START GIVEN DATA
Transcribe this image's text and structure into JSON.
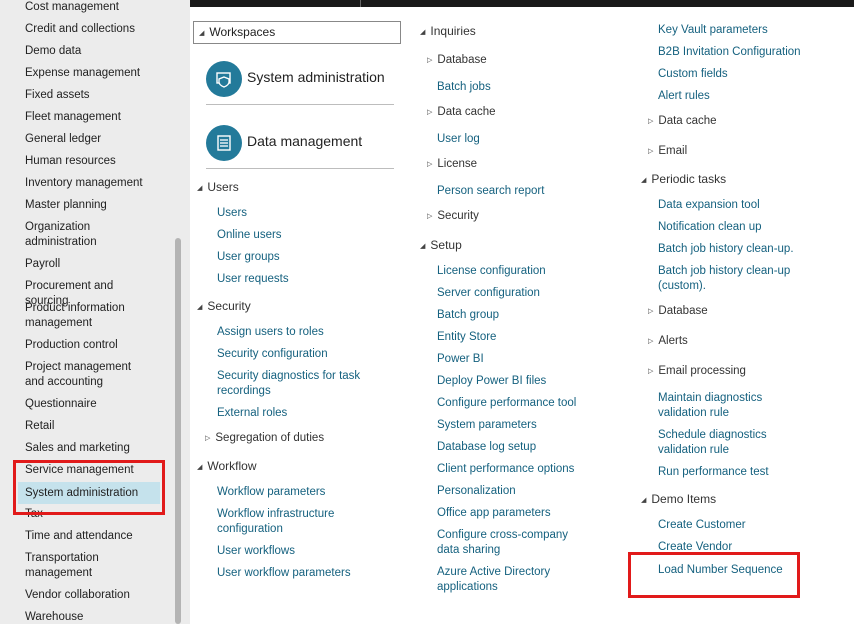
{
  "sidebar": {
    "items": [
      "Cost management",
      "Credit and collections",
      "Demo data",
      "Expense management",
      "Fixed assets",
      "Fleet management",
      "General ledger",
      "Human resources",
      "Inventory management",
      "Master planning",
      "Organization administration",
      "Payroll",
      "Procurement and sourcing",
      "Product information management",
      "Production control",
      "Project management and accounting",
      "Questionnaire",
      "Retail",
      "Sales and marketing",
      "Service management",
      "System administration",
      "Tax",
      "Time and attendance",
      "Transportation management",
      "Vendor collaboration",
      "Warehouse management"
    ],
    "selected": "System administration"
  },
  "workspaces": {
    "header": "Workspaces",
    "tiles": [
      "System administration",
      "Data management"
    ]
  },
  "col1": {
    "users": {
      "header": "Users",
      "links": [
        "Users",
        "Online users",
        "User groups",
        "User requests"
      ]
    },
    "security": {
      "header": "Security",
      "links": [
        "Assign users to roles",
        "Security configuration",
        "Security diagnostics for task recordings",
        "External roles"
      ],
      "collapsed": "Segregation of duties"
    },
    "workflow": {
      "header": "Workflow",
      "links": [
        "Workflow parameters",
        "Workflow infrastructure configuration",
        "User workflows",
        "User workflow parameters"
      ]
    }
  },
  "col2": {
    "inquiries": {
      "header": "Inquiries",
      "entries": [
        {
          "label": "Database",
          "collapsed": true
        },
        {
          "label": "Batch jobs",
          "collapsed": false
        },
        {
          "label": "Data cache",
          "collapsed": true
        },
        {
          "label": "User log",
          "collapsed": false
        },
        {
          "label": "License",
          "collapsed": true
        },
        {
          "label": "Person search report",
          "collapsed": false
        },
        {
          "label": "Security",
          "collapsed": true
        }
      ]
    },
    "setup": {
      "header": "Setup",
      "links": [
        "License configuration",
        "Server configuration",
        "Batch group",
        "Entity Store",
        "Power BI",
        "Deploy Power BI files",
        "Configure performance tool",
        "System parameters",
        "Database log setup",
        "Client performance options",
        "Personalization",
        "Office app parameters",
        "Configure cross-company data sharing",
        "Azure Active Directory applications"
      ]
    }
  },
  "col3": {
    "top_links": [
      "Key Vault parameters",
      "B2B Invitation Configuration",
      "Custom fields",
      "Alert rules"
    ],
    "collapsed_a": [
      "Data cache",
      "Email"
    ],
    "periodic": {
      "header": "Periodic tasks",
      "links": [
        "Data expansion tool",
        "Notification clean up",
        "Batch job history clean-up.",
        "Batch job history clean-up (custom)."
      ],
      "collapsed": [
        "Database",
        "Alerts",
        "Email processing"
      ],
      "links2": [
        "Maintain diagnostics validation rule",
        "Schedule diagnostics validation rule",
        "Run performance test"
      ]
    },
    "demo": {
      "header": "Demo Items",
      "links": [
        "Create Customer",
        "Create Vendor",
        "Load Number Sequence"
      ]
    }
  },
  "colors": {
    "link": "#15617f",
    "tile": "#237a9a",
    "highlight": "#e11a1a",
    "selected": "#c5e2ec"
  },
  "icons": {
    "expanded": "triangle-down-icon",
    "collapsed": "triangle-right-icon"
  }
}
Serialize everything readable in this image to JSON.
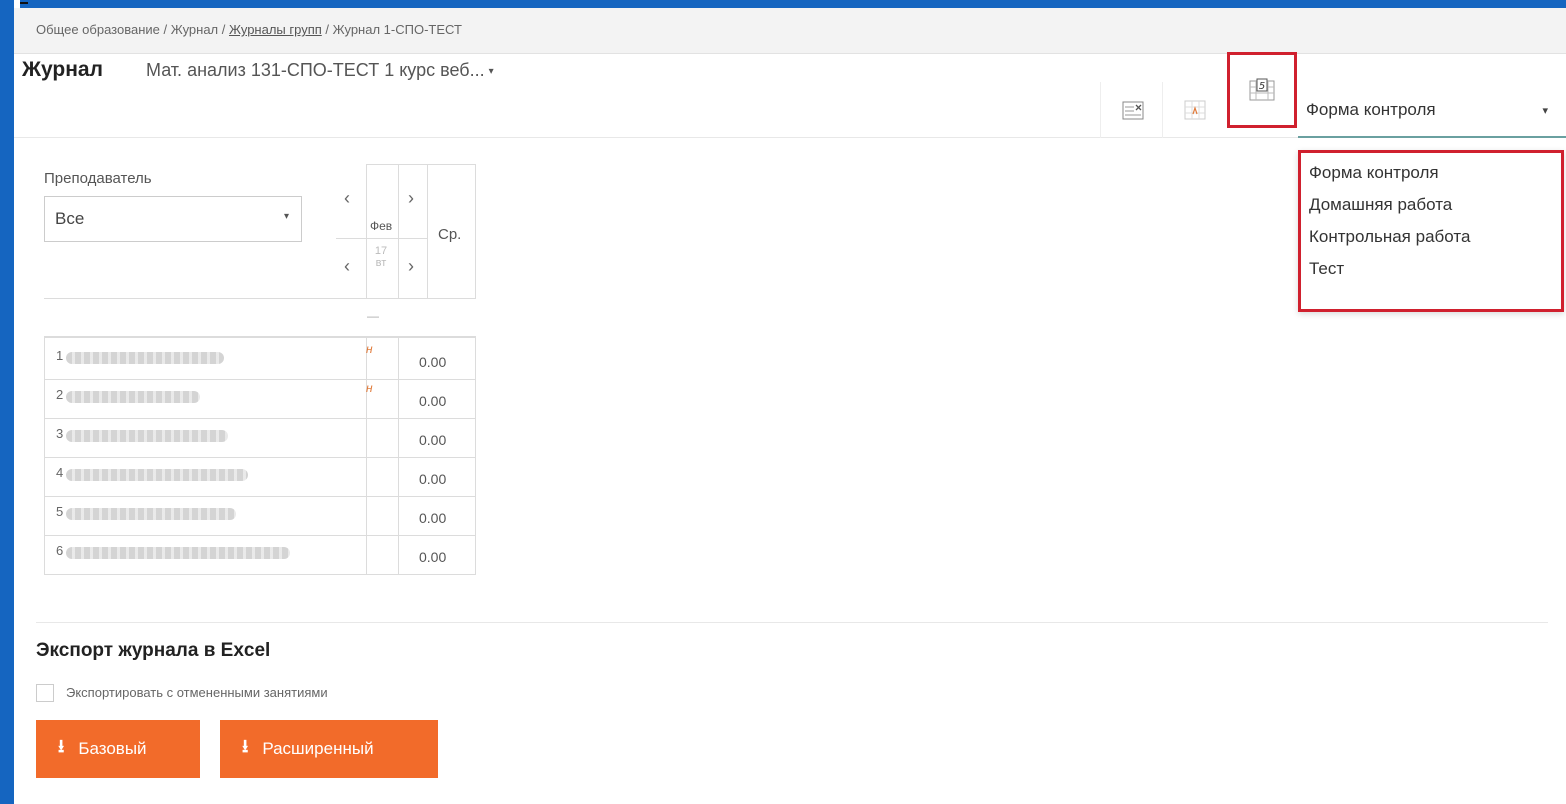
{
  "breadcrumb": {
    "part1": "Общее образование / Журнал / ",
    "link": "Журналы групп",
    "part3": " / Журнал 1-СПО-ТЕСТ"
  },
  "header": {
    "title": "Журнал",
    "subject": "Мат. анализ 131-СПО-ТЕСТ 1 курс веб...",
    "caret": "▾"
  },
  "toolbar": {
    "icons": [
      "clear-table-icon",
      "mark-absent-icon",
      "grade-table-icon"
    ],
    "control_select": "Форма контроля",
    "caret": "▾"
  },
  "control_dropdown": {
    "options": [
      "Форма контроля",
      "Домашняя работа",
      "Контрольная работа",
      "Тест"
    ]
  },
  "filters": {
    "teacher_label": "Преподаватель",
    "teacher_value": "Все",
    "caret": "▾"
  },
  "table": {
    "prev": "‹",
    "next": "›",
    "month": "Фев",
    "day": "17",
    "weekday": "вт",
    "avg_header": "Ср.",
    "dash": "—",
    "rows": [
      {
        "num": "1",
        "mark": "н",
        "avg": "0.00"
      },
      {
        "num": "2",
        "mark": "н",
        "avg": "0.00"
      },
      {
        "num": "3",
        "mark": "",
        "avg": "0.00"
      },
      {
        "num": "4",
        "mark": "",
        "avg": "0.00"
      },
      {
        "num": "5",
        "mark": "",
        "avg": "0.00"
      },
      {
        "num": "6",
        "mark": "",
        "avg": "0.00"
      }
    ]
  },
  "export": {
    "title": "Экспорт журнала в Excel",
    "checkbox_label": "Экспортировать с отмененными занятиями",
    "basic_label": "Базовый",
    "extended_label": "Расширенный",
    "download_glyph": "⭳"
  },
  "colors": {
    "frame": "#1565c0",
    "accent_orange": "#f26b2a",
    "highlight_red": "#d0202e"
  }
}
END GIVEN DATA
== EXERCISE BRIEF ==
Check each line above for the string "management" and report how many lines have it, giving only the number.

== WRITTEN RESPONSE ==
10